I can tell you the assessment changes, and it changes every three to six months,” Coyne said. “This assessment is critical because it’s a moving target. And if we wait much longer, it’s going to get much worse.”
“They’re dying pretty rapidly and in large numbers — to the point we’re having trouble keeping up with the number of trees that are dying along major corridors, or where they post a threat to public safety,” Villa said.
But even with all the money and resources to cut down the dead trees, a major obstacle exists — what to do with all the felled trees.
What about all that lumber?
Working saw mills are few and far between in California since restrictions were imposed in the 1990s on commercial cutting of trees on federal land. As such, the eight lumber mills that once peppered the Valley are down to one, Sierra Lumber in Terra Bella.
And for the past two years, most of that company’s business has been focused on processing trees damaged in fires near Shaver Lake and North Fork, along with recent contracts to process drought-damaged trees from Mountain Home State Forest and the Tule River Indian Reservation, said Chief Executive Officer Kent Duysen. He says that there is no way his or the other mills in the state can come close to processing all the dead trees in the state.
While suggestions have been made to open federal land to private lumber companies so they can clear the dead trees and haul them off for processing — at little or no cost to taxpayers — Duysen noted that the majority of the dead trees in the Sierra Nevada range are Ponderosa pines, and most probably wouldn’t interest processors.
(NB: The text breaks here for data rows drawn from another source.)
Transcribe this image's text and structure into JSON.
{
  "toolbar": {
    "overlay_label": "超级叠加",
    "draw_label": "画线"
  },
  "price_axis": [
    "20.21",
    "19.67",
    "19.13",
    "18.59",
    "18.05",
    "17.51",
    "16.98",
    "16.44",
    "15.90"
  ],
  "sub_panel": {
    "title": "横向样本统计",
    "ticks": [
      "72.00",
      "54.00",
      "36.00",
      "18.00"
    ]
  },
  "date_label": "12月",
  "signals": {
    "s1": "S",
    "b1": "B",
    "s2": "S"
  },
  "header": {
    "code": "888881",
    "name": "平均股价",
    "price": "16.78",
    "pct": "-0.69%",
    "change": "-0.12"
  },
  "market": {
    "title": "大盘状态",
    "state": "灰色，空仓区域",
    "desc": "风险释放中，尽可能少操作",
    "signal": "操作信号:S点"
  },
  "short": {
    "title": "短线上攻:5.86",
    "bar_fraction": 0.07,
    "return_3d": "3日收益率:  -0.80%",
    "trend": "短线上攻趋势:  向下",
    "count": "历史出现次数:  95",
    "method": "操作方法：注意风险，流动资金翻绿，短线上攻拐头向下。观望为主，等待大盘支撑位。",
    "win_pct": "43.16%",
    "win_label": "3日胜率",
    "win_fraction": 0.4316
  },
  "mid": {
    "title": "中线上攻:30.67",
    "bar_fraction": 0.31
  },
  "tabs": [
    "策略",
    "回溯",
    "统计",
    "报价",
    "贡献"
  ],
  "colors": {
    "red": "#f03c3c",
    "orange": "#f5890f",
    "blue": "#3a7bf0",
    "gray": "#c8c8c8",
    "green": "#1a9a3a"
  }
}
The trees have been dead so long that they’ve developed blue stain, a darkening of the wood, which makes them good for manufacturing low-value products, including crates and pallets.
“And there is a glut of that stuff because of the drought,” he said, noting that the cost of cutting and hauling the wood down from the foothills would be more than what mills might pay for the logs.
Another problem is that a lot of the dead trees are so badly damaged from bark beetles and wood borer beetles, there isn’t much good wood left for commercial use.
Even incinerators across the state are at capacity and likely couldn’t handle more than a small percentage of the dead trees across the state, Duysen said.
In the Sierra forest, logs are being left on the ground in the hopes that permitted “wood gatherers” — people who cut and sell wood for campfires and fireplaces — will haul off a good number of the fallen trees, Villa said.
While some of the remaining trees will be left as habitat for wildlife, the rest will be disposed of through prescribed burns, though that could take years, he added.
“It feels like we won’t be able to do enough to get rid of most of them, so I think you feel the urgency to try to start treating these areas we can get to now,” Villa said. Crews will move higher in the forest once snow at higher elevations clears.
Some areas may be left untreated because they don’t pose as high a risk, Villa said.
As for the rest, “Our district and [foresters] are working on plans to deal with some of those trees,” he said. “All these trees that are dead, pose risks of high fire dangers and risks to mountain communities. It’s a widespread problem we’re trying to deal with.”